(Beginning of Supplied records)
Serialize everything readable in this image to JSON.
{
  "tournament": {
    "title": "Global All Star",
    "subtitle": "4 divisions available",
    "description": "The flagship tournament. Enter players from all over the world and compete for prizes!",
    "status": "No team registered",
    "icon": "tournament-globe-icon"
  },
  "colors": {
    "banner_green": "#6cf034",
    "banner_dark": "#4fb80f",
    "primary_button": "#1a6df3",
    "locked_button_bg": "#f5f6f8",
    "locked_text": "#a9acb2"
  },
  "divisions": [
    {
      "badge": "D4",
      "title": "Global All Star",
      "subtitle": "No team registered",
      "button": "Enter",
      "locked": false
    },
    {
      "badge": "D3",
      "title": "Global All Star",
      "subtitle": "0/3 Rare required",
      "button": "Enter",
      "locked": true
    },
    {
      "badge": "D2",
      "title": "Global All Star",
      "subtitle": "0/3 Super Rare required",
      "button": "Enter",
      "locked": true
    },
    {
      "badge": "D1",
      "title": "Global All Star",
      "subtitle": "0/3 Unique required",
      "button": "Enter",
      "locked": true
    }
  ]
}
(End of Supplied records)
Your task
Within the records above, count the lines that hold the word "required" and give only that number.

The completed task
3